• REQUIREMENT: Among the lines of the material below, count those holding "JSON". Report the number by itself.

• INFORMATION PROVIDED:
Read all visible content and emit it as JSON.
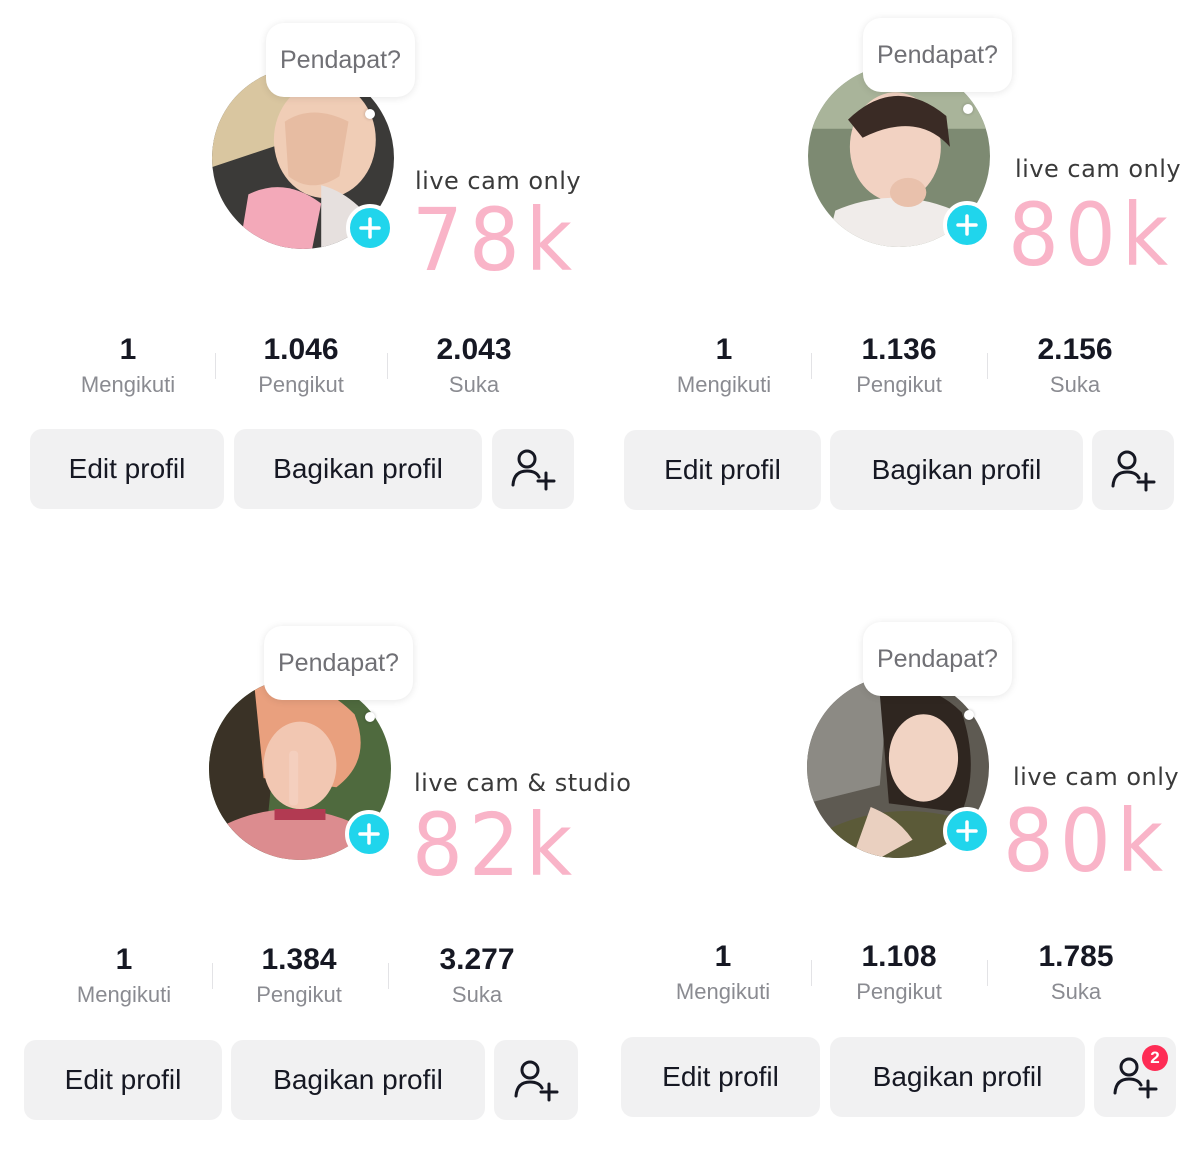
{
  "colors": {
    "accent_cyan": "#20d5ec",
    "highlight_pink": "#f9b4c8",
    "button_bg": "#f1f1f2",
    "notification_red": "#fe2c55"
  },
  "panels": [
    {
      "bubble": "Pendapat?",
      "tagline": "live cam only",
      "bignum": "78k",
      "stats": [
        {
          "value": "1",
          "label": "Mengikuti"
        },
        {
          "value": "1.046",
          "label": "Pengikut"
        },
        {
          "value": "2.043",
          "label": "Suka"
        }
      ],
      "buttons": {
        "edit": "Edit profil",
        "share": "Bagikan profil"
      },
      "icons": {
        "add": "plus-icon",
        "friend": "add-friend-icon"
      }
    },
    {
      "bubble": "Pendapat?",
      "tagline": "live cam only",
      "bignum": "80k",
      "stats": [
        {
          "value": "1",
          "label": "Mengikuti"
        },
        {
          "value": "1.136",
          "label": "Pengikut"
        },
        {
          "value": "2.156",
          "label": "Suka"
        }
      ],
      "buttons": {
        "edit": "Edit profil",
        "share": "Bagikan profil"
      },
      "icons": {
        "add": "plus-icon",
        "friend": "add-friend-icon"
      }
    },
    {
      "bubble": "Pendapat?",
      "tagline": "live cam & studio",
      "bignum": "82k",
      "stats": [
        {
          "value": "1",
          "label": "Mengikuti"
        },
        {
          "value": "1.384",
          "label": "Pengikut"
        },
        {
          "value": "3.277",
          "label": "Suka"
        }
      ],
      "buttons": {
        "edit": "Edit profil",
        "share": "Bagikan profil"
      },
      "icons": {
        "add": "plus-icon",
        "friend": "add-friend-icon"
      }
    },
    {
      "bubble": "Pendapat?",
      "tagline": "live cam only",
      "bignum": "80k",
      "stats": [
        {
          "value": "1",
          "label": "Mengikuti"
        },
        {
          "value": "1.108",
          "label": "Pengikut"
        },
        {
          "value": "1.785",
          "label": "Suka"
        }
      ],
      "buttons": {
        "edit": "Edit profil",
        "share": "Bagikan profil"
      },
      "friend_badge": "2",
      "icons": {
        "add": "plus-icon",
        "friend": "add-friend-icon"
      }
    }
  ]
}
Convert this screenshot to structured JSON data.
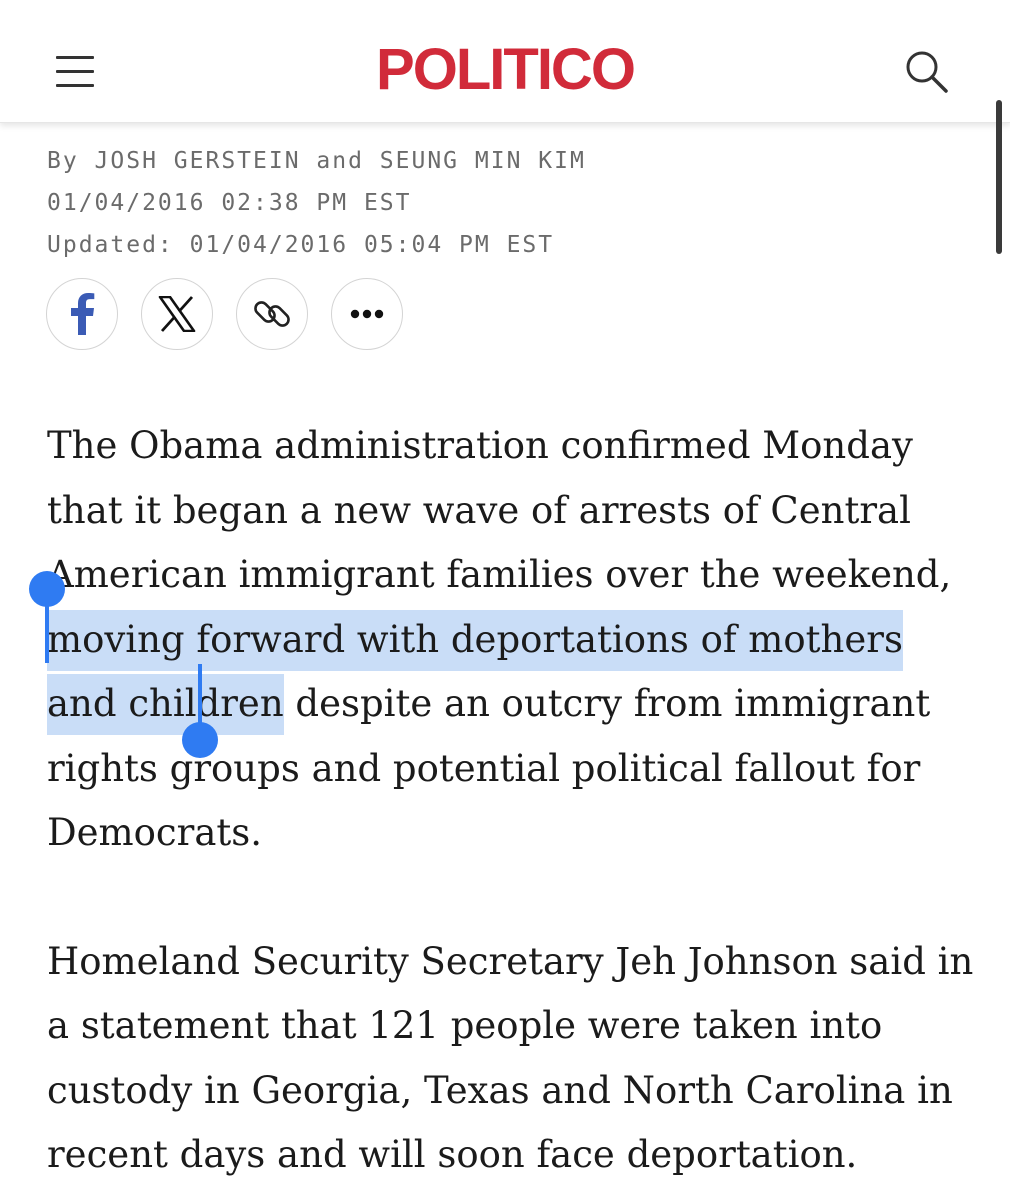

• EXERCISE OUTPUT: 2